The global video-sharing site YouTube has agreed to pay $170 million in fines for violating children’s privacy laws.

YouTube, owned by Google, will pay the U.S. Federal Trade and Commission $136 million along with $34 million to New York state for violating the 1998 Children’s Online Privacy Protection Act, or COPPA, by not receiving parental consent to collect data on children under the age of 13. The agreement – the largest settlement since the act went into effect – comes after the FTC and New York Attorney General Letitia James filed state and federal lawsuits against YouTube for using “cookies” to track online users and using that information to target ads to children.

“YouTube touted its popularity with children to prospective corporate clients,” FTC Chairman Joe Simons said. “Yet when it came to complying with COPPA, the company refused to acknowledge that portions of its platform were clearly directed to kids. There’s no excuse for YouTube’s violations of the law.”

Along with the fines, YouTube will stop serving personalized ads and disable comments and notifications on content made for children, said YouTube CEO Stacey Wojcicki.

“Responsibility is our number one priority at YouTube, and nothing is more important than protecting kids and their privacy,” Wojcicki said in a statement. “Starting in about four months, we will treat data from anyone watching children’s content on YouTube as coming from a child, regardless of the age of the user. This means that we will limit data collection and use on videos made for kids only to what is needed to support the operation of the service.”

Wojcicki acknowledged the new changes will have “a significant business impact on family and kids creators who have been building both wonderful content and thriving businesses.”

“We recognize this won’t be easy for some creators and are committed to working with them through this transition and providing resources to help them better understand these changes,” she said.

YouTube content creators have four months to transition to the new policy, which requires them to report if their content falls into the children’s category. YouTube also will implement an algorithm to identify videos that feature content such as toys or games that target children.

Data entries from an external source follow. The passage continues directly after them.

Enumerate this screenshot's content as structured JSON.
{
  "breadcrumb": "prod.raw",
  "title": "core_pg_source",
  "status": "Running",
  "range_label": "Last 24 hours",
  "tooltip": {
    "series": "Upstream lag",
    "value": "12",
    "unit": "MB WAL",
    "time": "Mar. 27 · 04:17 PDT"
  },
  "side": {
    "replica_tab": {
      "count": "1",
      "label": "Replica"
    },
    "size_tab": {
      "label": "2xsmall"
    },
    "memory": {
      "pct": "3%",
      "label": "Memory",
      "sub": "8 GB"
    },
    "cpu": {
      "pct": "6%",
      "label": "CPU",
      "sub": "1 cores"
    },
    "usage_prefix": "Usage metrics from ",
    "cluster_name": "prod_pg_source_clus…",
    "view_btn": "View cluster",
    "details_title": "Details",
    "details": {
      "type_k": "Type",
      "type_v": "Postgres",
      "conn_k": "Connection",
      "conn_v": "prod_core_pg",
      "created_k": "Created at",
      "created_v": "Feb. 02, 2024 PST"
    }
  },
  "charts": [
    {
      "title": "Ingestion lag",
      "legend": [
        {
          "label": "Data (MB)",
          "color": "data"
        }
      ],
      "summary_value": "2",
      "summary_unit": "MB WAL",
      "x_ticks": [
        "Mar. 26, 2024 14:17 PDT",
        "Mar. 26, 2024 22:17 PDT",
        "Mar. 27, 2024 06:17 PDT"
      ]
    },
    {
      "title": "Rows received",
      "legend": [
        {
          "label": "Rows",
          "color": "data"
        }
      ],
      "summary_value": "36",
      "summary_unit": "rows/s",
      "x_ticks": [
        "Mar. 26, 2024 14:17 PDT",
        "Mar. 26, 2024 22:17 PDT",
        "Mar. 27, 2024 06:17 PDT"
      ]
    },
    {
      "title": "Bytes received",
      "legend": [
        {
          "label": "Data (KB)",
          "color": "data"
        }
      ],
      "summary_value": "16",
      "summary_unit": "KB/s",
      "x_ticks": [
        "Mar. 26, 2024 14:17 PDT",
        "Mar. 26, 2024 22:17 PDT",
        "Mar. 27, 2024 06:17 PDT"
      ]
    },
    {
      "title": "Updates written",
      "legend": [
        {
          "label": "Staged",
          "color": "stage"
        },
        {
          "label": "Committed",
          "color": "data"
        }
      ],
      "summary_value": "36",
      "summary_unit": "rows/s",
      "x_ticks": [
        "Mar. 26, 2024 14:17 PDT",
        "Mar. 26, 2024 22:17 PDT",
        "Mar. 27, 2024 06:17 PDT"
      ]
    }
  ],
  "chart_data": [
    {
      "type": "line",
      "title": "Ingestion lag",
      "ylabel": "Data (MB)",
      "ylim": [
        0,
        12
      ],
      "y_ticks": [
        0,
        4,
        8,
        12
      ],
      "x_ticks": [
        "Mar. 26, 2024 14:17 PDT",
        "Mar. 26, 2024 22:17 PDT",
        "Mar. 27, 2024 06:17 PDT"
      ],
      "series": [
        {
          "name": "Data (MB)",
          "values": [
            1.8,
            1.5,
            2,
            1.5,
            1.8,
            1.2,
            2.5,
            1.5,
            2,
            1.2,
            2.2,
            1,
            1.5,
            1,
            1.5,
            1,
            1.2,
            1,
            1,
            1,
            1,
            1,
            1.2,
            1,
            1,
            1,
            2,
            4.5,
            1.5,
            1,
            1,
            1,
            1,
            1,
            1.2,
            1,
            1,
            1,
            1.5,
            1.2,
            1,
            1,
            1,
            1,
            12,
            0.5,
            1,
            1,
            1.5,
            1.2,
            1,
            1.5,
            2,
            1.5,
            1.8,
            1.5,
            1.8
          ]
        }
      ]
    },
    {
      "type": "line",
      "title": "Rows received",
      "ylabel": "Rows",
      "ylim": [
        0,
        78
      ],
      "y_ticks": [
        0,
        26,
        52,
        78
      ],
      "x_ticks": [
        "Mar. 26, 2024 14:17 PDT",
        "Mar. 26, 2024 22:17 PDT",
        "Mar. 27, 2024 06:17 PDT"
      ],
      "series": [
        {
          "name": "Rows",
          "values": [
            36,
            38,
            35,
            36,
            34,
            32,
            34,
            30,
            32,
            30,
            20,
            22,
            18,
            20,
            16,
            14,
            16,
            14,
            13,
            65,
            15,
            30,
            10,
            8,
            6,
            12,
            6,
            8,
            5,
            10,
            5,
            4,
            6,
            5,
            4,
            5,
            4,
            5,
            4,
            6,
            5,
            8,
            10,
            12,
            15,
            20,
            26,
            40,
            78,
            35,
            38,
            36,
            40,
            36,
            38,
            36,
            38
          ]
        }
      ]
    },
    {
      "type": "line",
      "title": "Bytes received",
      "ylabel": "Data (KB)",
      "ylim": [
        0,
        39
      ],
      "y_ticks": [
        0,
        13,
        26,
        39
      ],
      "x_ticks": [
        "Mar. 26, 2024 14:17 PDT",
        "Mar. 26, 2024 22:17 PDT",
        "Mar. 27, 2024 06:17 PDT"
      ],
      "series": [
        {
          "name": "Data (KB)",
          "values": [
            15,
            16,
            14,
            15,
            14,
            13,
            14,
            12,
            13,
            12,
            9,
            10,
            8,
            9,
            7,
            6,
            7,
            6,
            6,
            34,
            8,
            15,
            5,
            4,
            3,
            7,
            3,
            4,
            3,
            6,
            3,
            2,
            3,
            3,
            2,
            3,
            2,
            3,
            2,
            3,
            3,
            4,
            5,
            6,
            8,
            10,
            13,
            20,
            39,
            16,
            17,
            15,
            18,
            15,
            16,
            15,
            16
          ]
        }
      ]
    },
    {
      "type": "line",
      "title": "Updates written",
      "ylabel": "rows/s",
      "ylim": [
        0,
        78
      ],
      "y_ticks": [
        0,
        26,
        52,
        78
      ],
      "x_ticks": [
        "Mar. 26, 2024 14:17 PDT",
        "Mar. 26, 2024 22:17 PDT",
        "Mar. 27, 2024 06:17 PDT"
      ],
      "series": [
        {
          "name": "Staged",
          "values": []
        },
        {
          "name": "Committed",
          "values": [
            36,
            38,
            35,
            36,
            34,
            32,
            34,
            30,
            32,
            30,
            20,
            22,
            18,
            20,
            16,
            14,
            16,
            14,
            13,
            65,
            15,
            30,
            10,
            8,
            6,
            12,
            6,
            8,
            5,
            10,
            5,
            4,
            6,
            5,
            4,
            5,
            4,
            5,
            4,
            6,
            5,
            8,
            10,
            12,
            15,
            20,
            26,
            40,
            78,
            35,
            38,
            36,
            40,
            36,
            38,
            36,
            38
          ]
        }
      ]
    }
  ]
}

Wojcicki recommended parents with children under the age of 13 use the YouTube Kids app, which will have increased funding following the FTC and New York state agreement. The funding will go toward promoting the YouTube Kids option, including bringing the app to the desktop.

YouTube also is establishing a $100 million fund to help create beneficial content for children. The fund will be distributed to creators globally over three years.

The $170 million fines against YouTube come after the FTC recently fined Facebook $5 billion – the largest in FTC history – for violating users’ privacy by allowing the consulting firm Cambridge Analytica to gain access to about 87 million users’ data without their permission.